*Problem details*: Only the count is wanted here: how many lines of the entries hold the string "must"?

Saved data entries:
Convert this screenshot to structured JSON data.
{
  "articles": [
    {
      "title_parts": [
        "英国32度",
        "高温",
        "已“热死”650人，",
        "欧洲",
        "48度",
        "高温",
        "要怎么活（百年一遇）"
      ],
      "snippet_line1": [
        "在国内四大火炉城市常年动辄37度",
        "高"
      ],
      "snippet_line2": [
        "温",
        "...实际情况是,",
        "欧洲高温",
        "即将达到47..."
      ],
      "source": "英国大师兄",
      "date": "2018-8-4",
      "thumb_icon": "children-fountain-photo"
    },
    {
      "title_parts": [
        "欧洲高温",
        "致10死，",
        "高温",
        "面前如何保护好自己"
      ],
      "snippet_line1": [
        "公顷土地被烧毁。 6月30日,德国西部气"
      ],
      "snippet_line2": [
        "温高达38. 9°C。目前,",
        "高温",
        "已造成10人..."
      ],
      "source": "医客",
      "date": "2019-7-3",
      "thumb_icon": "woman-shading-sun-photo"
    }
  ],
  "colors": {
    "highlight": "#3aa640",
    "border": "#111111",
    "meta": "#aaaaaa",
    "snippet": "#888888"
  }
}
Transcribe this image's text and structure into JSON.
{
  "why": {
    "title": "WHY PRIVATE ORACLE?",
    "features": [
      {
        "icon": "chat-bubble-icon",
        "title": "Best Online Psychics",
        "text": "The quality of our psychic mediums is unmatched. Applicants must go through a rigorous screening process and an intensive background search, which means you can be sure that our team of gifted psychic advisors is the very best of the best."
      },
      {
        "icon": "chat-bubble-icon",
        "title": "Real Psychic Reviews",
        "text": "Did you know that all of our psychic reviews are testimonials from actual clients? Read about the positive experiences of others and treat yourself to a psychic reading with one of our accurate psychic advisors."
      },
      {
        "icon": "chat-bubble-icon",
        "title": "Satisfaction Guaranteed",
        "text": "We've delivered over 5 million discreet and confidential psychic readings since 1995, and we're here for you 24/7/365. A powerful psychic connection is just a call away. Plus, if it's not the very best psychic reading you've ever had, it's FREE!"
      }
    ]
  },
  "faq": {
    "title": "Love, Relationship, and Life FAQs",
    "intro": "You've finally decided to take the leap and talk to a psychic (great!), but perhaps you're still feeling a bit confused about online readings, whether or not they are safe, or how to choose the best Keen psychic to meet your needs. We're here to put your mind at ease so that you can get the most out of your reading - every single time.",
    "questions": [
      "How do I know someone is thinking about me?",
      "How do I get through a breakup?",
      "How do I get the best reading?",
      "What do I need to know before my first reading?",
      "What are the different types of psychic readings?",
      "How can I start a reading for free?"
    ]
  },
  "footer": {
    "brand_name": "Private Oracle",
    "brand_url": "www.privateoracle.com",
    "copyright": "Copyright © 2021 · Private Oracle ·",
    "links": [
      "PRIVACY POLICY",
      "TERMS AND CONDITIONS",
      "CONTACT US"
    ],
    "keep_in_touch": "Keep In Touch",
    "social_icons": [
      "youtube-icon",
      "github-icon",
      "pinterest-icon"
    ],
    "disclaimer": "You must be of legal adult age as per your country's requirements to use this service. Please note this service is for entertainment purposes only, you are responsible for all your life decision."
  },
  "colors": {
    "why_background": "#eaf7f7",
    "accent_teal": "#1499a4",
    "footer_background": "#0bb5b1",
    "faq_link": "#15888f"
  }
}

*Output*: 2